Californians Reject Energy Props, Could Get High Speed Rail

Election results are still pouring in all around the country, and while the cleantech community is surely celebrating the new president elect, sorting out the results of California’s propositions is not as cut and dried. Californian’s have rejected Propositions 7 and 10, which would have increased renewable energy targets and given incentives for alternative fuel vehicles, respectively. Meanwhile, the prospect of a high-speed train is getting stronger, as prop 1A leads with more results still coming in. Here’s a break down on the election results for the propositions we profiled in our voter’s guide.

Proposition 1A: High-Speed Passenger Train Bond: LIKELY TO PASS: The results on this prop have yet to officially be called, but it looks like Californians have agreed to put $9 billion into a high-speed train project that would connect Los Angeles and San Francisco. Debate around this prop was pretty straightforward and centered on the burden for the taxpayer. The proposition authorizes the state of California to issues $9.95 billion worth of bonds. While the rail is far from being built and represents the largest public works undertaking in the state’s history, California has taken a large step toward constructing America’s first high-speed rail system.

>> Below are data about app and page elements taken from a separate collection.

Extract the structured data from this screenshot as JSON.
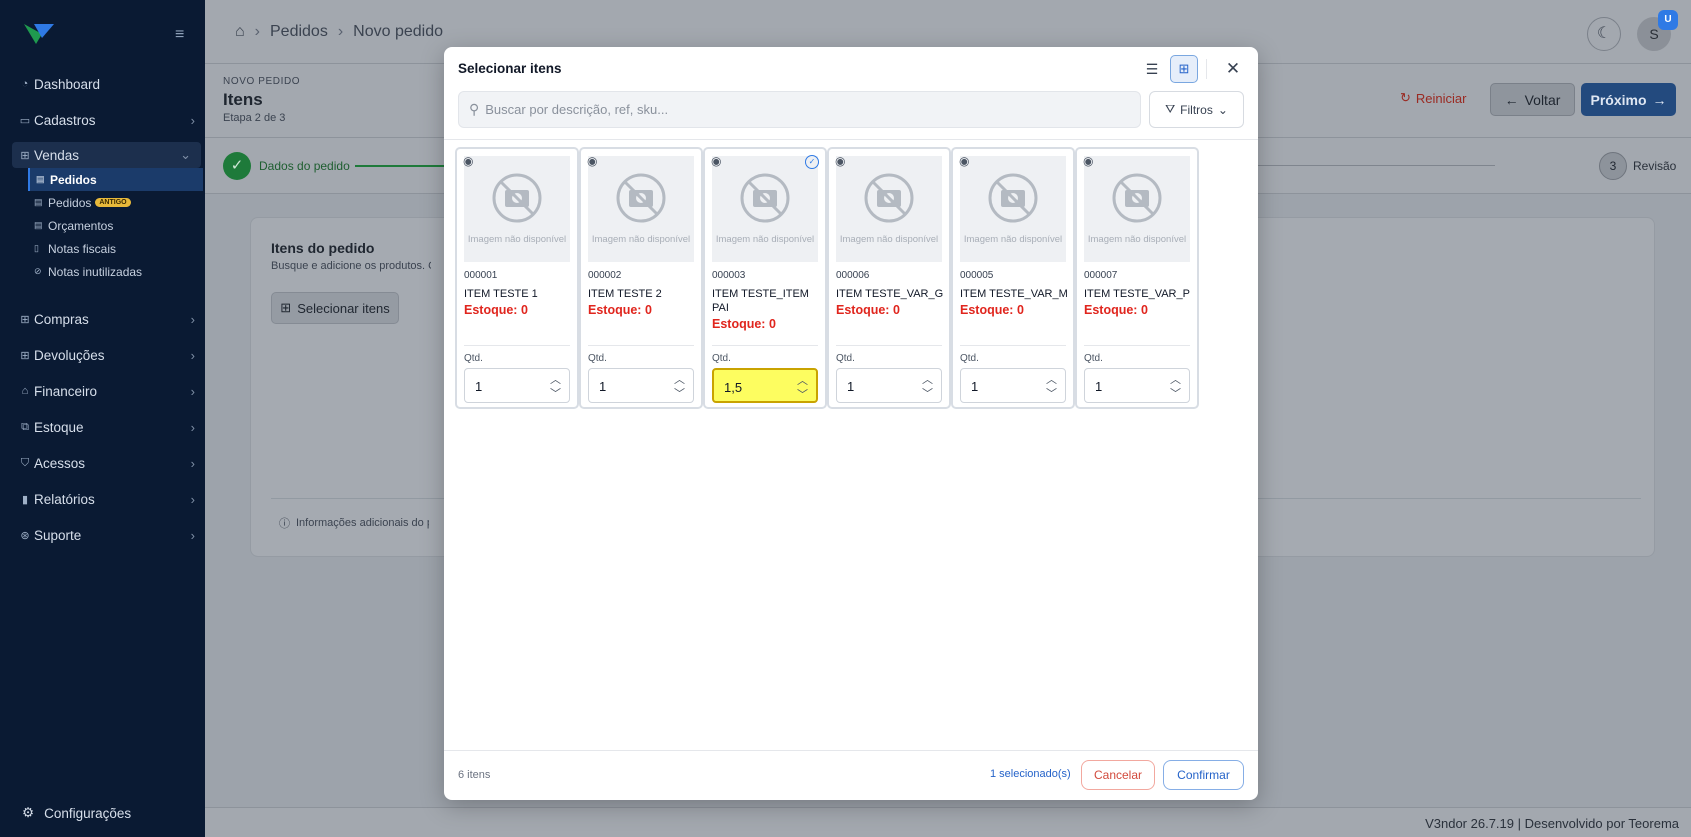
{
  "sidebar": {
    "items": [
      {
        "label": "Dashboard",
        "icon": "dashboard-icon"
      },
      {
        "label": "Cadastros",
        "icon": "id-card-icon"
      },
      {
        "label": "Vendas",
        "icon": "cart-icon"
      }
    ],
    "vendas_sub": [
      {
        "label": "Pedidos",
        "icon": "document-icon"
      },
      {
        "label": "Pedidos",
        "badge": "ANTIGO",
        "icon": "document-icon"
      },
      {
        "label": "Orçamentos",
        "icon": "document-icon"
      },
      {
        "label": "Notas fiscais",
        "icon": "file-icon"
      },
      {
        "label": "Notas inutilizadas",
        "icon": "ban-icon"
      }
    ],
    "items2": [
      {
        "label": "Compras",
        "icon": "cart-icon"
      },
      {
        "label": "Devoluções",
        "icon": "cart-icon"
      },
      {
        "label": "Financeiro",
        "icon": "bank-icon"
      },
      {
        "label": "Estoque",
        "icon": "boxes-icon"
      },
      {
        "label": "Acessos",
        "icon": "shield-icon"
      },
      {
        "label": "Relatórios",
        "icon": "bar-chart-icon"
      },
      {
        "label": "Suporte",
        "icon": "lifebuoy-icon"
      }
    ],
    "config_label": "Configurações"
  },
  "header": {
    "breadcrumb": [
      "Pedidos",
      "Novo pedido"
    ],
    "avatar_initial": "S",
    "avatar_badge": "U"
  },
  "page": {
    "eyebrow": "NOVO PEDIDO",
    "title": "Itens",
    "subtitle": "Etapa 2 de 3",
    "reiniciar": "Reiniciar",
    "voltar": "Voltar",
    "proximo": "Próximo"
  },
  "stepper": {
    "step1": "Dados do pedido",
    "step3_num": "3",
    "step3": "Revisão"
  },
  "card": {
    "title": "Itens do pedido",
    "subtitle": "Busque e adicione os produtos. O p",
    "select_button": "Selecionar itens",
    "info": "Informações adicionais do pe"
  },
  "footer": {
    "text": "V3ndor  26.7.19  |  Desenvolvido por Teorema"
  },
  "modal": {
    "title": "Selecionar itens",
    "search_placeholder": "Buscar por descrição, ref, sku...",
    "filters": "Filtros",
    "no_image": "Imagem não disponível",
    "qty_label": "Qtd.",
    "stock_label": "Estoque: 0",
    "products": [
      {
        "code": "000001",
        "name": "ITEM TESTE 1",
        "qty": "1",
        "selected": false
      },
      {
        "code": "000002",
        "name": "ITEM TESTE 2",
        "qty": "1",
        "selected": false
      },
      {
        "code": "000003",
        "name": "ITEM TESTE_ITEM PAI",
        "qty": "1,5",
        "selected": true
      },
      {
        "code": "000006",
        "name": "ITEM TESTE_VAR_G",
        "qty": "1",
        "selected": false
      },
      {
        "code": "000005",
        "name": "ITEM TESTE_VAR_M",
        "qty": "1",
        "selected": false
      },
      {
        "code": "000007",
        "name": "ITEM TESTE_VAR_P",
        "qty": "1",
        "selected": false
      }
    ],
    "count": "6 itens",
    "selected_count": "1 selecionado(s)",
    "cancel": "Cancelar",
    "confirm": "Confirmar"
  }
}
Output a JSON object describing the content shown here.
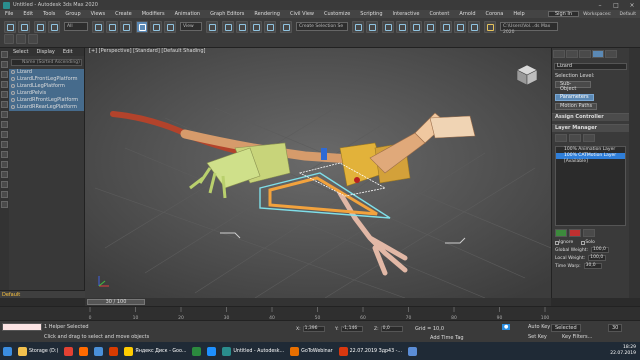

Proposition 7: The Solar and Clean Energy Act: NO:
The proposition would have raised the state’s renewable energy targets to 40 percent of the total energy mix by 2020 and 50 percent by 2025. Many groups that would normally endorse higher green energy goals, including environmental groups and cleantech startups, opposed this proposition claiming the confusingly written measure would actually slow renewable energy development. “I think people in California were able to see that Prop. 7, the way it was written, was not going to work,” Jim Metropulos, senior advocate for the Sierra Club, told SFGate. California will still need to work hard to meet its existing renewable portfolio standard to generate 20 percent of its power from renewable sources by 2010.

Proposition 10 The California Renewable Energy and Clean Alternative Fuel Act: NO:
T. Boone Pickens may have poured millions
into the Yes on 10 campaign, but it was to no avail. The measure, which would have provided big rebates for consumers purchasing alternative fuel vehicles, could have propped up natural gas vehicles with billions at a time when the electric automotive revolution looks to be starting. The prop would have been paid for with $5 billion in state bonds. This takes more wind out of the Pickens Plan’s sails.

San Francisco Proposition H: The San Francisco Clean Energy Act: NO:
San Franciscans have rejected the proposition of the city running its own public power system a dozen times now. This year the measure, which would have given the city supervisors the power to acquire PG&E’s electrical distribution grid, was wrapped in green energy mandates, including the lofty goal of getting the city to generate all of its power from renewable sources by 2040. PG&E will maintain control of its facilities for now and will still have to meet California’s renewable portfolio standard.